Hi: I put in some TeX formatting into your question. Since it's very useful for this site, and very easy to pick up, I encourage you to take a look at how it's done by clicking the timestamp on the "edited" tag above. Good luck! – rschwieb Jan 3 '13 at 17:52
@MarianoSuárez-Alvarez: Sorry Mariano for calling you here, but did I something wrong below. I will be glad to know my defects. Sorry and thank you friend. :) – Babak S. Jan 3 '13 at 18:49

b) if $g$ is of order $n$, then the cyclic subgroup it generates is isomorphic to $\frac{\mathbb{Z}}{n\mathbb{Z}}$. The order of the class of $k$ in $\frac{\mathbb{Z}}{n\mathbb{Z}}$ is given by $\frac{k}{gcd(k,n)}$, so the order of $g^m$ is $\frac{m}{gcd(n,m)}$.

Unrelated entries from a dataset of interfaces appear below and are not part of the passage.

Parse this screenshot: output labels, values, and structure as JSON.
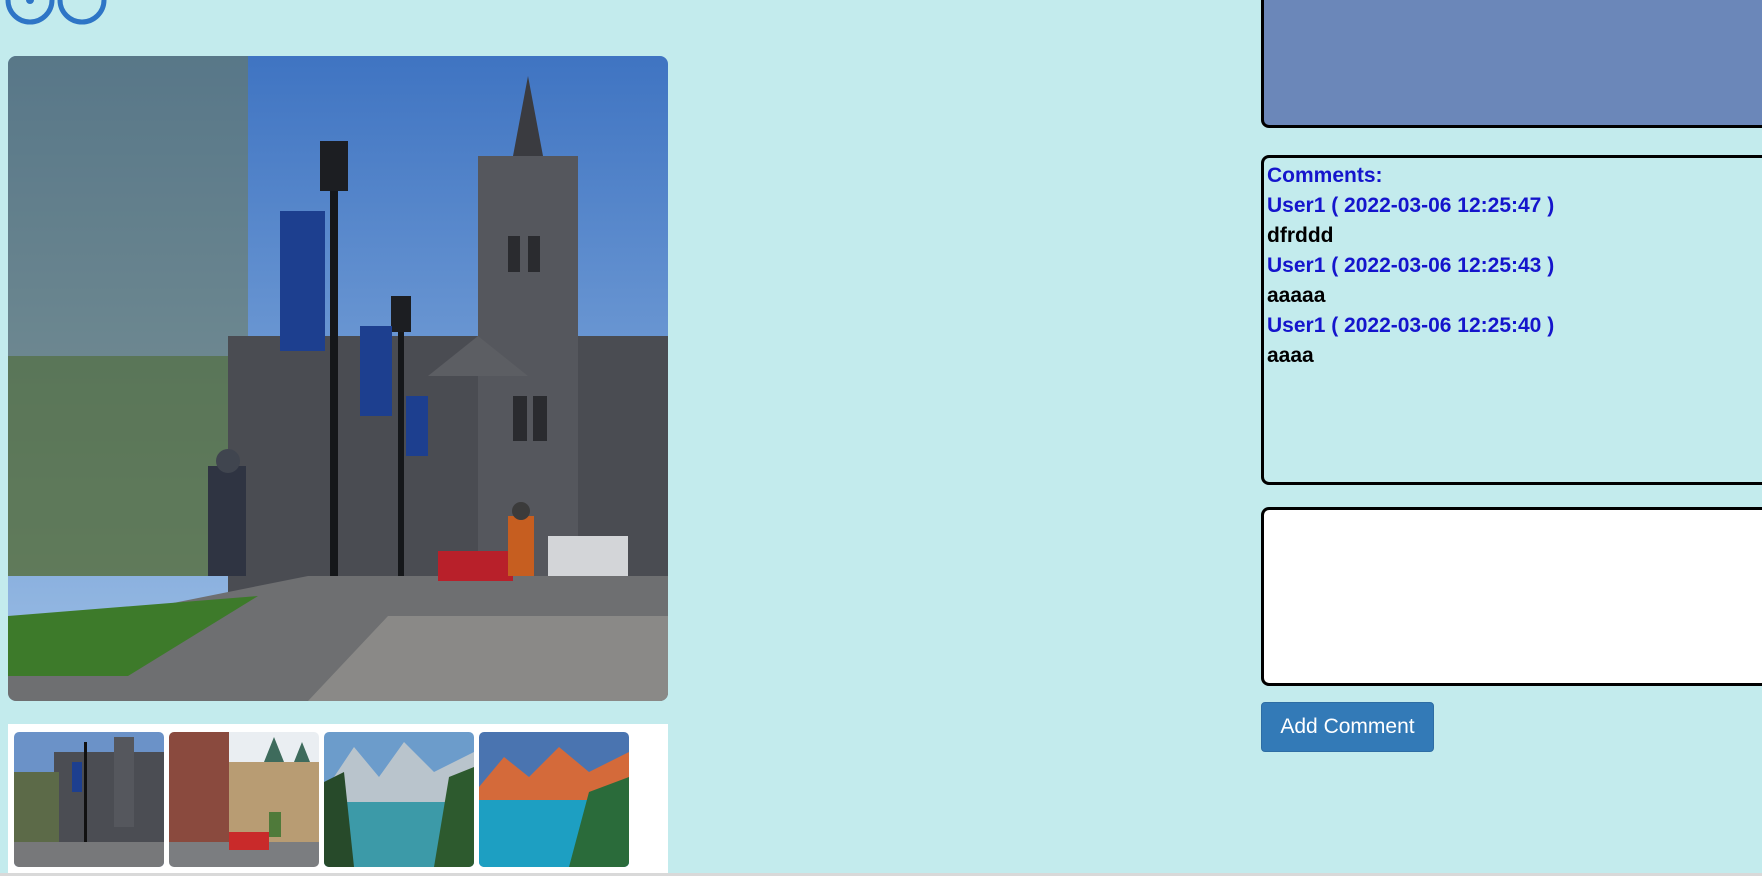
{
  "icons": {
    "logo": "logo-icon"
  },
  "colors": {
    "background": "#c3ebed",
    "description_box": "#6b87b9",
    "comment_author": "#1515cc",
    "button": "#337ab7"
  },
  "gallery": {
    "main_image": "University of Toronto campus street with lamp posts, banners and stone building",
    "thumbnails": [
      {
        "name": "University of Toronto"
      },
      {
        "name": "City street with red bus"
      },
      {
        "name": "Mountain lake with forest"
      },
      {
        "name": "Turquoise lake at sunset"
      }
    ]
  },
  "comments": {
    "title": "Comments:",
    "items": [
      {
        "author": "User1 ( 2022-03-06 12:25:47 )",
        "text": "dfrddd"
      },
      {
        "author": "User1 ( 2022-03-06 12:25:43 )",
        "text": "aaaaa"
      },
      {
        "author": "User1 ( 2022-03-06 12:25:40 )",
        "text": "aaaa"
      }
    ]
  },
  "comment_form": {
    "input_value": "",
    "submit_label": "Add Comment"
  }
}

c) if there is an injective morphism $\varphi:\frac{\mathbb{Z}}{m\mathbb{Z}}\longrightarrow \frac{\mathbb{Z}}{m'\mathbb{Z}}$, then the image $\varphi(\frac{\mathbb{Z}}{m\mathbb{Z}})$ is a subgroup of $\frac{\mathbb{Z}}{m'\mathbb{Z}}$ which is isomorphic to $\frac{\mathbb{Z}}{m\mathbb{Z}}$. However by Lagrange's theorem the order of a subgroup of any group $G$ is a divisor of the order of $G$, hence in our case $m$ must divide $m'$. So there is no morphism with $m=12$ and $m'=18$. Now for $m'=24$ you can take the morphism $\bar{k}\mapsto \bar{2k}$.
$m'\mid m$ or $m\mid m'$?? $2\mathbb Z_4\subset\mathbb Z_2$. ;-) – Babak S. Jan 3 '13 at 18:05
Let $\mathbb Z_{12}=\langle g\rangle$, so $|g|=12$. In Group Theory we face to a simple theorem saying that in a finite group we always have $|g|=|g^{-1}|$, so $|g|=12$ as well.